Published: 11 November 2011



Bangladesh suffers from a lack of healthcare providers. The growing chronic disease epidemic's demand for healthcare resources will further strain Bangladesh's limited healthcare workforce. Little is known about how Bangladeshis with chronic disease seek care. This study describes chronic disease patients' care seeking behavior by analyzing which providers diagnose these diseases.


During 2 month periods in 2009, a cross-sectional survey collected descriptive data on chronic disease diagnoses among 3 surveillance populations within the International Center for Diarrheal Disease Research, Bangladesh (ICDDR, B) network. The maximum number of respondents (over age 25) who reported having ever been diagnosed with a chronic disease determined the sample size. Using SAS software (version 8.0) multivariate regression analyses were preformed on related sociodemographic factors.


Of the 32,665 survey respondents, 8,591 self reported having a chronic disease. Chronically ill respondents were 63.4% rural residents. Hypertension was the most prevalent disease in rural (12.4%) and urban (16.1%) areas. In rural areas chronic disease diagnoses were made by MBBS doctors (59.7%) and Informal Allopathic Providers (IAPs) (34.9%). In urban areas chronic disease diagnoses were made by MBBS doctors (88.0%) and IAP (7.9%). Our analysis identified several groups that depended heavily on IAP for coverage, particularly rural, poor and women.
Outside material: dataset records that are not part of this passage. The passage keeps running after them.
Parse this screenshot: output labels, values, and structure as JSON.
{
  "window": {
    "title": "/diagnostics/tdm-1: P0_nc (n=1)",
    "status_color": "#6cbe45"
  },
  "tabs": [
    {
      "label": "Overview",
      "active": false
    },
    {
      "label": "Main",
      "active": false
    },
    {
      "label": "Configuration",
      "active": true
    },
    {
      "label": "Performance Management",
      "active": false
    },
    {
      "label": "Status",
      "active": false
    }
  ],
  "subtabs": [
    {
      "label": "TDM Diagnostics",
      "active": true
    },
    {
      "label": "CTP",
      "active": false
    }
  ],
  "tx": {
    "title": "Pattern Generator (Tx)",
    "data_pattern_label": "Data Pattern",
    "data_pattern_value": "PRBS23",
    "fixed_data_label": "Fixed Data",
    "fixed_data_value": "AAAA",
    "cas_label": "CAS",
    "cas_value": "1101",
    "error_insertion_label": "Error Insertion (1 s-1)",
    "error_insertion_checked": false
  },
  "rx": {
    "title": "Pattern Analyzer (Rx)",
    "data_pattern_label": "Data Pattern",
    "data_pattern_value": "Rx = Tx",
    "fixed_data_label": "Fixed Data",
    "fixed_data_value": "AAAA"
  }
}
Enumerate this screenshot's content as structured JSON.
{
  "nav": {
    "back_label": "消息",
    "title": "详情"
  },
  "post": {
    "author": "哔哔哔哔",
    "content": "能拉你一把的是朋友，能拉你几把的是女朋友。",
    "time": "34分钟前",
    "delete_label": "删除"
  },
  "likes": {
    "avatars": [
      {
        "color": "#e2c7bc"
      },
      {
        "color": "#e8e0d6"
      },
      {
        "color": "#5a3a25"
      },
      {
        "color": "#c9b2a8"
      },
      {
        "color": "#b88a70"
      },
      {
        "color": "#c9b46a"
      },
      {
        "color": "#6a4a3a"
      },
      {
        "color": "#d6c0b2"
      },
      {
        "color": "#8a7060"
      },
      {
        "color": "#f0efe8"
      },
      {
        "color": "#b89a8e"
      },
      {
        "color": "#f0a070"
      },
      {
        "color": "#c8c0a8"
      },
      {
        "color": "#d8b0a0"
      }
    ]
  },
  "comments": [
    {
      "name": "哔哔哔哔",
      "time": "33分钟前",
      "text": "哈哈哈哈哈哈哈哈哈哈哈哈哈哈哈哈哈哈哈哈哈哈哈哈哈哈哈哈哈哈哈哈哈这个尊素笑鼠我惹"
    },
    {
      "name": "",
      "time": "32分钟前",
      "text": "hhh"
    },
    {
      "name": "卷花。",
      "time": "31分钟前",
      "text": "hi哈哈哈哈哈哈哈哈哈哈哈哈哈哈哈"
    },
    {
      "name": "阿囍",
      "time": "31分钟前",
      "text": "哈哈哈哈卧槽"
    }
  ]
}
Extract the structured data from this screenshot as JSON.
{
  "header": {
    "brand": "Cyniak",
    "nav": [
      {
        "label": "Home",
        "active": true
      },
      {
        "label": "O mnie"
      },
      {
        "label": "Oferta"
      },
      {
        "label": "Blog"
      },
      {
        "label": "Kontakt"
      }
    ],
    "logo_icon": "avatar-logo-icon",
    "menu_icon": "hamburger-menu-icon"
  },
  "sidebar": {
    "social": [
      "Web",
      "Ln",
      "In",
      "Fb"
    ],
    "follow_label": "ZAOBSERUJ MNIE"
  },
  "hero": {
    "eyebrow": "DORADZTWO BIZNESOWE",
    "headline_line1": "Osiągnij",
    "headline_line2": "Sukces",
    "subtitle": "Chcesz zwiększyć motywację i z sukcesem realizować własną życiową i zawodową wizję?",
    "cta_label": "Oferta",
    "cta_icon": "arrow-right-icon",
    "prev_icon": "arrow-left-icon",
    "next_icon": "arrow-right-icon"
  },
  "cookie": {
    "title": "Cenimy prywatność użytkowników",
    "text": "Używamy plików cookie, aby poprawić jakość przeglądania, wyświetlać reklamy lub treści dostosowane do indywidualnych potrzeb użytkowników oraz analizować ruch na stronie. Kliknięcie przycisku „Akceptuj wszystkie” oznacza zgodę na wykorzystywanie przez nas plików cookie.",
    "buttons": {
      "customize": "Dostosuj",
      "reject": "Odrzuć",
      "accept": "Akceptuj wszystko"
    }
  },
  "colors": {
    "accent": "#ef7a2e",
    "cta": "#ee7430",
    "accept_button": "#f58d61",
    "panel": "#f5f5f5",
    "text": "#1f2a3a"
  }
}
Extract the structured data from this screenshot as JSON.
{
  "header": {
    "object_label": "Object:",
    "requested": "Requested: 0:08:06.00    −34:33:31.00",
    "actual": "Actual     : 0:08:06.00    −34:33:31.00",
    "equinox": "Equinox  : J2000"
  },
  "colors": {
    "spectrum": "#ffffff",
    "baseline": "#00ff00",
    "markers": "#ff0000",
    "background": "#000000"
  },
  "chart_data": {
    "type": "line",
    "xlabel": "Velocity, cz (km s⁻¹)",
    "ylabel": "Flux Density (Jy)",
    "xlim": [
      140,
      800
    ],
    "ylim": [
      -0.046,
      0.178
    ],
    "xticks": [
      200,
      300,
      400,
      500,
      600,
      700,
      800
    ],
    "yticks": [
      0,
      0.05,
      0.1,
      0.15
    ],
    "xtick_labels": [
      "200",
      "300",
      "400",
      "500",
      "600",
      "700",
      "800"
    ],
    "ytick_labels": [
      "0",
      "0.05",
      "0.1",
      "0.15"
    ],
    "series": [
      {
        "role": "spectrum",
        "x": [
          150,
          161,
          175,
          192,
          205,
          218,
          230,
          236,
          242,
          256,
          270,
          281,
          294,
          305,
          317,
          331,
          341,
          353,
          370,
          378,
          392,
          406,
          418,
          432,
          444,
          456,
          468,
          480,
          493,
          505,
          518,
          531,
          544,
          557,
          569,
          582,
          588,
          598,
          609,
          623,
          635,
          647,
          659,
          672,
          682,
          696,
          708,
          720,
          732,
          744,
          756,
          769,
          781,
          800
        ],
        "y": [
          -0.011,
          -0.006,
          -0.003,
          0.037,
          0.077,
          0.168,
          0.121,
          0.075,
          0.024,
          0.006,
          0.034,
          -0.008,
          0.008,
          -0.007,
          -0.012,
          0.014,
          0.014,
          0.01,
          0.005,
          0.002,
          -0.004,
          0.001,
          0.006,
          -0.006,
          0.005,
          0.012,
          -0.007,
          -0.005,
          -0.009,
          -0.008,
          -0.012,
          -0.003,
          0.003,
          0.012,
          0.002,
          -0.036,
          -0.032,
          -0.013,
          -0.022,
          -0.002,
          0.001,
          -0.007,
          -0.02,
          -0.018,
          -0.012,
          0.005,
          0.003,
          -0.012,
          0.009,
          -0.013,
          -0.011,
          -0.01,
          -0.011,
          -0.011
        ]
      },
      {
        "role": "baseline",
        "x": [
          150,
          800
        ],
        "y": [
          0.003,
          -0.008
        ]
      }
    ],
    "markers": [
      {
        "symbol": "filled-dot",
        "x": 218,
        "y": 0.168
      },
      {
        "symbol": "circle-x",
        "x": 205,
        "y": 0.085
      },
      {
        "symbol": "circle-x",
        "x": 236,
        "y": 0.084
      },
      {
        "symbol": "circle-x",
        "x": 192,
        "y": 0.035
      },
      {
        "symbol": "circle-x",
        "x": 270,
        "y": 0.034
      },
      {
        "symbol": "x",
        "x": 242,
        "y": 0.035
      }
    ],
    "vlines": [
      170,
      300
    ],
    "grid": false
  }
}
IAPs play important roles in chronic disease care, particularly in rural areas. Input and cooperation from IAPs are needed to minimize rural health disparities. More research on IAP knowledge and practices regarding chronic disease is needed to properly utilize this potential healthcare resource.